*ABOUT THIS TASK:*
Set down each record below precisely, skipping the pictures.

(Items from an interface collection)
Start of Block
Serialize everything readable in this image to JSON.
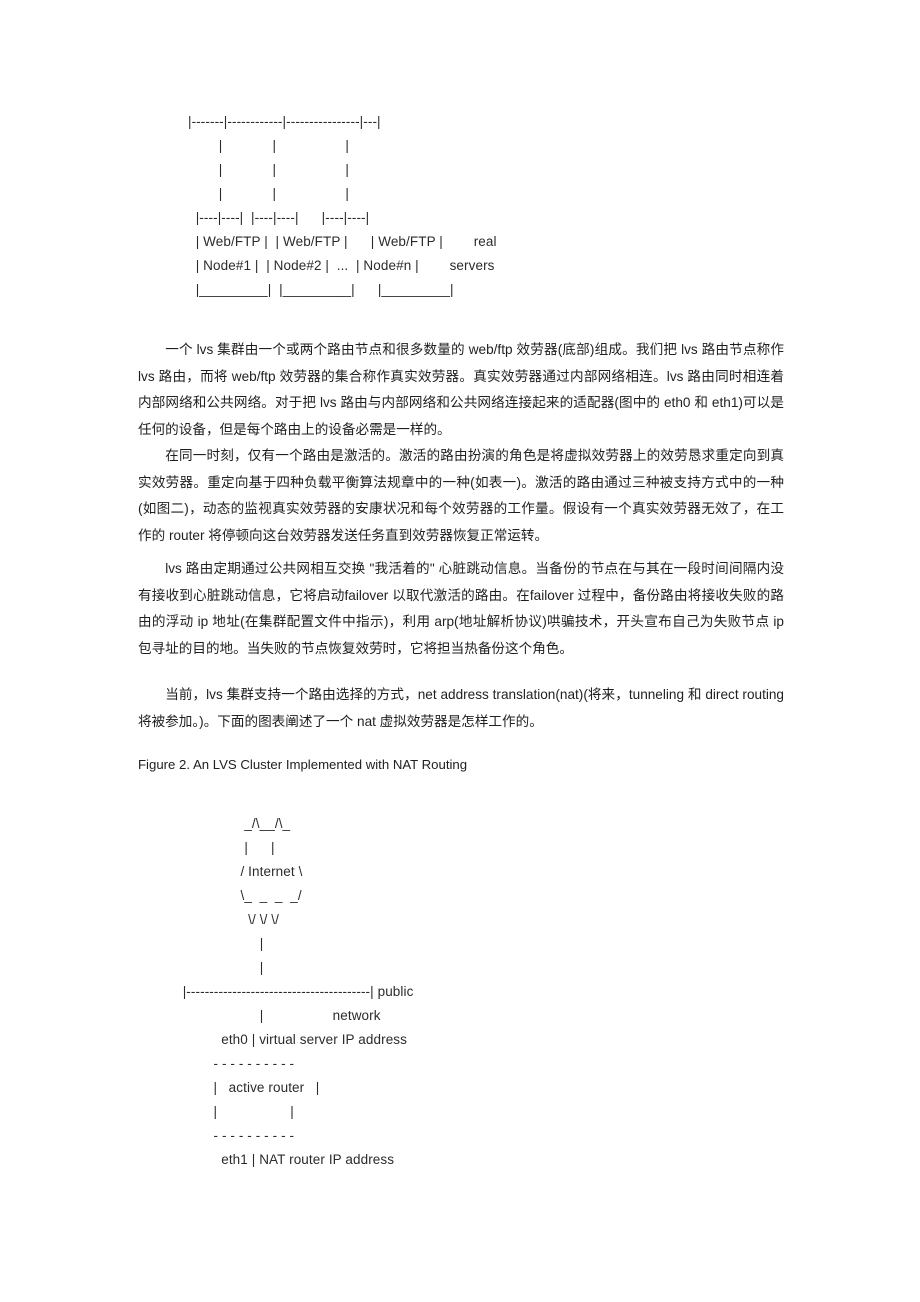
{
  "document": {
    "background_color": "#ffffff",
    "text_color": "#1f1f1f",
    "ascii_color": "#2b2b2b"
  },
  "diagram_one": {
    "name": "lvs-real-servers-ascii-diagram",
    "art": "|-------|------------|----------------|---|\n        |             |                  |\n        |             |                  |\n        |             |                  |\n  |----|----|  |----|----|      |----|----|\n  | Web/FTP |  | Web/FTP |      | Web/FTP |        real\n  | Node#1 |  | Node#2 |  ...  | Node#n |        servers\n  |_________|  |_________|      |_________|"
  },
  "paragraphs": {
    "p1": "一个 lvs 集群由一个或两个路由节点和很多数量的 web/ftp 效劳器(底部)组成。我们把 lvs 路由节点称作 lvs 路由，而将 web/ftp 效劳器的集合称作真实效劳器。真实效劳器通过内部网络相连。lvs 路由同时相连着内部网络和公共网络。对于把 lvs 路由与内部网络和公共网络连接起来的适配器(图中的 eth0 和 eth1)可以是任何的设备，但是每个路由上的设备必需是一样的。",
    "p2": "在同一时刻，仅有一个路由是激活的。激活的路由扮演的角色是将虚拟效劳器上的效劳恳求重定向到真实效劳器。重定向基于四种负载平衡算法规章中的一种(如表一)。激活的路由通过三种被支持方式中的一种(如图二)，动态的监视真实效劳器的安康状况和每个效劳器的工作量。假设有一个真实效劳器无效了，在工作的 router 将停顿向这台效劳器发送任务直到效劳器恢复正常运转。",
    "p3": "lvs 路由定期通过公共网相互交换 \"我活着的\" 心脏跳动信息。当备份的节点在与其在一段时间间隔内没有接收到心脏跳动信息，它将启动failover 以取代激活的路由。在failover 过程中，备份路由将接收失败的路由的浮动 ip 地址(在集群配置文件中指示)，利用 arp(地址解析协议)哄骗技术，开头宣布自己为失败节点 ip 包寻址的目的地。当失败的节点恢复效劳时，它将担当热备份这个角色。",
    "p4": "当前，lvs 集群支持一个路由选择的方式，net address translation(nat)(将来，tunneling 和 direct routing 将被参加。)。下面的图表阐述了一个 nat 虚拟效劳器是怎样工作的。"
  },
  "figure_caption": {
    "text": "Figure 2. An LVS Cluster Implemented with NAT Routing"
  },
  "diagram_two": {
    "name": "nat-routing-ascii-diagram",
    "art": "                  _/\\__/\\_\n                  |      |\n                 / Internet \\\n                 \\_  _  _  _/\n                   \\/ \\/ \\/\n                      |\n                      |\n  |----------------------------------------| public\n                      |                  network\n            eth0 | virtual server IP address\n          - - - - - - - - - -\n          |   active router   |\n          |                   |\n          - - - - - - - - - -\n            eth1 | NAT router IP address"
  }
}
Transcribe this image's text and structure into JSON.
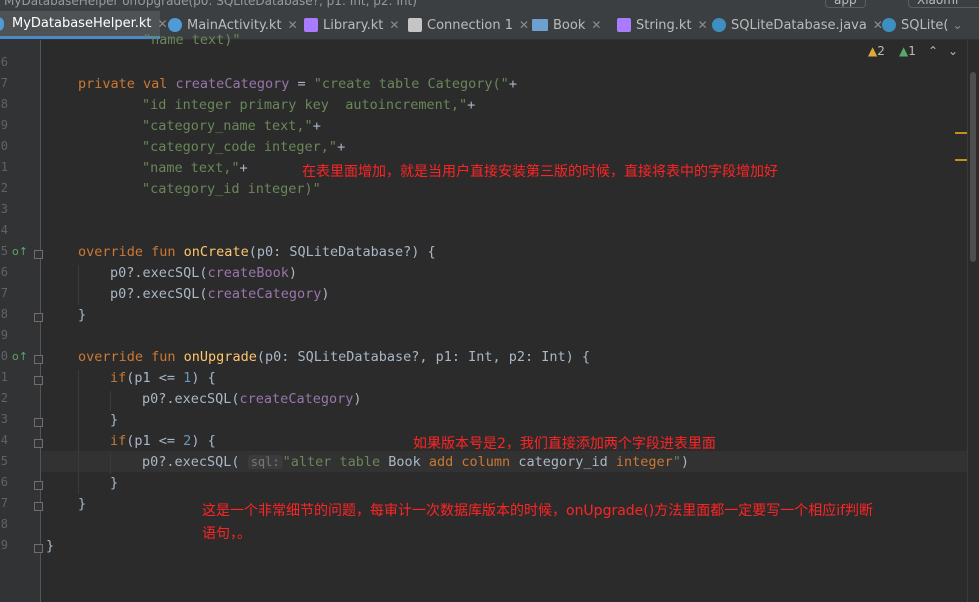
{
  "breadcrumb": "MyDatabaseHelper  onUpgrade(p0: SQLiteDatabase?, p1: Int, p2: Int)",
  "run_config": "app",
  "device_label": "Xiaomi",
  "tabs": [
    {
      "label": "MyDatabaseHelper.kt",
      "icon": "kotlin-class-icon",
      "color": "#4f9bd6",
      "active": true
    },
    {
      "label": "MainActivity.kt",
      "icon": "kotlin-class-icon",
      "color": "#4f9bd6",
      "active": false
    },
    {
      "label": "Library.kt",
      "icon": "kotlin-file-icon",
      "color": "#a97bff",
      "active": false
    },
    {
      "label": "Connection 1",
      "icon": "database-console-icon",
      "color": "#c5c5c5",
      "active": false
    },
    {
      "label": "Book",
      "icon": "table-icon",
      "color": "#6d9fd0",
      "active": false
    },
    {
      "label": "String.kt",
      "icon": "kotlin-file-icon",
      "color": "#a97bff",
      "active": false
    },
    {
      "label": "SQLiteDatabase.java",
      "icon": "java-class-icon",
      "color": "#3d8fbf",
      "active": false
    },
    {
      "label": "SQLite(",
      "icon": "java-class-icon",
      "color": "#3d8fbf",
      "active": false
    }
  ],
  "inspections": {
    "warnings": "2",
    "weak_warnings": "1"
  },
  "line_number_fragments": [
    "6",
    "7",
    "8",
    "9",
    "0",
    "1",
    "2",
    "3",
    "4",
    "5",
    "6",
    "7",
    "8",
    "9",
    "0",
    "1",
    "2",
    "3",
    "4",
    "5",
    "6",
    "7",
    "8",
    "9"
  ],
  "code": {
    "l0": "        \"name text)\"",
    "l2_kw": "private val ",
    "l2_name": "createCategory",
    "l2_rest": " = ",
    "l2_str": "\"create table Category(\"",
    "l2_plus": "+",
    "l3": "\"id integer primary key  autoincrement,\"",
    "l4": "\"category_name text,\"",
    "l5": "\"category_code integer,\"",
    "l6": "\"name text,\"",
    "l7": "\"category_id integer)\"",
    "plus": "+",
    "l10_kw": "override fun ",
    "l10_fn": "onCreate",
    "l10_rest": "(p0: SQLiteDatabase?) {",
    "l11_a": "p0?.execSQL(",
    "l11_b": "createBook",
    "l11_c": ")",
    "l12_a": "p0?.execSQL(",
    "l12_b": "createCategory",
    "l12_c": ")",
    "close": "}",
    "l15_kw": "override fun ",
    "l15_fn": "onUpgrade",
    "l15_rest": "(p0: SQLiteDatabase?, p1: Int, p2: Int) {",
    "l16_kw": "if",
    "l16_rest": "(p1 <= ",
    "l16_num": "1",
    "l16_end": ") {",
    "l17_a": "p0?.execSQL(",
    "l17_b": "createCategory",
    "l17_c": ")",
    "l19_kw": "if",
    "l19_rest": "(p1 <= ",
    "l19_num": "2",
    "l19_end": ") {",
    "l20_a": "p0?.execSQL(",
    "l20_hint": "sql:",
    "l20_str1": "\"alter table ",
    "l20_id1": "Book",
    "l20_kw1": " add column ",
    "l20_id2": "category_id",
    "l20_kw2": " integer",
    "l20_str2": "\"",
    "l20_c": ")"
  },
  "annotations": {
    "a1": "在表里面增加，就是当用户直接安装第三版的时候，直接将表中的字段增加好",
    "a2": "如果版本号是2，我们直接添加两个字段进表里面",
    "a3_line1": "这是一个非常细节的问题，每审计一次数据库版本的时候，onUpgrade()方法里面都一定要写一个相应if判断",
    "a3_line2": "语句，。"
  }
}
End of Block
*WORKED SOLUTION:*
Serialize everything readable in this image to JSON.
{
  "document": {
    "background_color": "#ffffff",
    "text_color": "#1f1f1f",
    "ascii_color": "#2b2b2b"
  },
  "diagram_one": {
    "name": "lvs-real-servers-ascii-diagram",
    "art": "|-------|------------|----------------|---|\n        |             |                  |\n        |             |                  |\n        |             |                  |\n  |----|----|  |----|----|      |----|----|\n  | Web/FTP |  | Web/FTP |      | Web/FTP |        real\n  | Node#1 |  | Node#2 |  ...  | Node#n |        servers\n  |_________|  |_________|      |_________|"
  },
  "paragraphs": {
    "p1": "一个 lvs 集群由一个或两个路由节点和很多数量的 web/ftp 效劳器(底部)组成。我们把 lvs 路由节点称作 lvs 路由，而将 web/ftp 效劳器的集合称作真实效劳器。真实效劳器通过内部网络相连。lvs 路由同时相连着内部网络和公共网络。对于把 lvs 路由与内部网络和公共网络连接起来的适配器(图中的 eth0 和 eth1)可以是任何的设备，但是每个路由上的设备必需是一样的。",
    "p2": "在同一时刻，仅有一个路由是激活的。激活的路由扮演的角色是将虚拟效劳器上的效劳恳求重定向到真实效劳器。重定向基于四种负载平衡算法规章中的一种(如表一)。激活的路由通过三种被支持方式中的一种(如图二)，动态的监视真实效劳器的安康状况和每个效劳器的工作量。假设有一个真实效劳器无效了，在工作的 router 将停顿向这台效劳器发送任务直到效劳器恢复正常运转。",
    "p3": "lvs 路由定期通过公共网相互交换 \"我活着的\" 心脏跳动信息。当备份的节点在与其在一段时间间隔内没有接收到心脏跳动信息，它将启动failover 以取代激活的路由。在failover 过程中，备份路由将接收失败的路由的浮动 ip 地址(在集群配置文件中指示)，利用 arp(地址解析协议)哄骗技术，开头宣布自己为失败节点 ip 包寻址的目的地。当失败的节点恢复效劳时，它将担当热备份这个角色。",
    "p4": "当前，lvs 集群支持一个路由选择的方式，net address translation(nat)(将来，tunneling 和 direct routing 将被参加。)。下面的图表阐述了一个 nat 虚拟效劳器是怎样工作的。"
  },
  "figure_caption": {
    "text": "Figure 2. An LVS Cluster Implemented with NAT Routing"
  },
  "diagram_two": {
    "name": "nat-routing-ascii-diagram",
    "art": "                  _/\\__/\\_\n                  |      |\n                 / Internet \\\n                 \\_  _  _  _/\n                   \\/ \\/ \\/\n                      |\n                      |\n  |----------------------------------------| public\n                      |                  network\n            eth0 | virtual server IP address\n          - - - - - - - - - -\n          |   active router   |\n          |                   |\n          - - - - - - - - - -\n            eth1 | NAT router IP address"
  }
}
Transcribe this image's text and structure into JSON.
{
  "breadcrumb": "MyDatabaseHelper  onUpgrade(p0: SQLiteDatabase?, p1: Int, p2: Int)",
  "run_config": "app",
  "device_label": "Xiaomi",
  "tabs": [
    {
      "label": "MyDatabaseHelper.kt",
      "icon": "kotlin-class-icon",
      "color": "#4f9bd6",
      "active": true
    },
    {
      "label": "MainActivity.kt",
      "icon": "kotlin-class-icon",
      "color": "#4f9bd6",
      "active": false
    },
    {
      "label": "Library.kt",
      "icon": "kotlin-file-icon",
      "color": "#a97bff",
      "active": false
    },
    {
      "label": "Connection 1",
      "icon": "database-console-icon",
      "color": "#c5c5c5",
      "active": false
    },
    {
      "label": "Book",
      "icon": "table-icon",
      "color": "#6d9fd0",
      "active": false
    },
    {
      "label": "String.kt",
      "icon": "kotlin-file-icon",
      "color": "#a97bff",
      "active": false
    },
    {
      "label": "SQLiteDatabase.java",
      "icon": "java-class-icon",
      "color": "#3d8fbf",
      "active": false
    },
    {
      "label": "SQLite(",
      "icon": "java-class-icon",
      "color": "#3d8fbf",
      "active": false
    }
  ],
  "inspections": {
    "warnings": "2",
    "weak_warnings": "1"
  },
  "line_number_fragments": [
    "6",
    "7",
    "8",
    "9",
    "0",
    "1",
    "2",
    "3",
    "4",
    "5",
    "6",
    "7",
    "8",
    "9",
    "0",
    "1",
    "2",
    "3",
    "4",
    "5",
    "6",
    "7",
    "8",
    "9"
  ],
  "code": {
    "l0": "        \"name text)\"",
    "l2_kw": "private val ",
    "l2_name": "createCategory",
    "l2_rest": " = ",
    "l2_str": "\"create table Category(\"",
    "l2_plus": "+",
    "l3": "\"id integer primary key  autoincrement,\"",
    "l4": "\"category_name text,\"",
    "l5": "\"category_code integer,\"",
    "l6": "\"name text,\"",
    "l7": "\"category_id integer)\"",
    "plus": "+",
    "l10_kw": "override fun ",
    "l10_fn": "onCreate",
    "l10_rest": "(p0: SQLiteDatabase?) {",
    "l11_a": "p0?.execSQL(",
    "l11_b": "createBook",
    "l11_c": ")",
    "l12_a": "p0?.execSQL(",
    "l12_b": "createCategory",
    "l12_c": ")",
    "close": "}",
    "l15_kw": "override fun ",
    "l15_fn": "onUpgrade",
    "l15_rest": "(p0: SQLiteDatabase?, p1: Int, p2: Int) {",
    "l16_kw": "if",
    "l16_rest": "(p1 <= ",
    "l16_num": "1",
    "l16_end": ") {",
    "l17_a": "p0?.execSQL(",
    "l17_b": "createCategory",
    "l17_c": ")",
    "l19_kw": "if",
    "l19_rest": "(p1 <= ",
    "l19_num": "2",
    "l19_end": ") {",
    "l20_a": "p0?.execSQL(",
    "l20_hint": "sql:",
    "l20_str1": "\"alter table ",
    "l20_id1": "Book",
    "l20_kw1": " add column ",
    "l20_id2": "category_id",
    "l20_kw2": " integer",
    "l20_str2": "\"",
    "l20_c": ")"
  },
  "annotations": {
    "a1": "在表里面增加，就是当用户直接安装第三版的时候，直接将表中的字段增加好",
    "a2": "如果版本号是2，我们直接添加两个字段进表里面",
    "a3_line1": "这是一个非常细节的问题，每审计一次数据库版本的时候，onUpgrade()方法里面都一定要写一个相应if判断",
    "a3_line2": "语句，。"
  }
}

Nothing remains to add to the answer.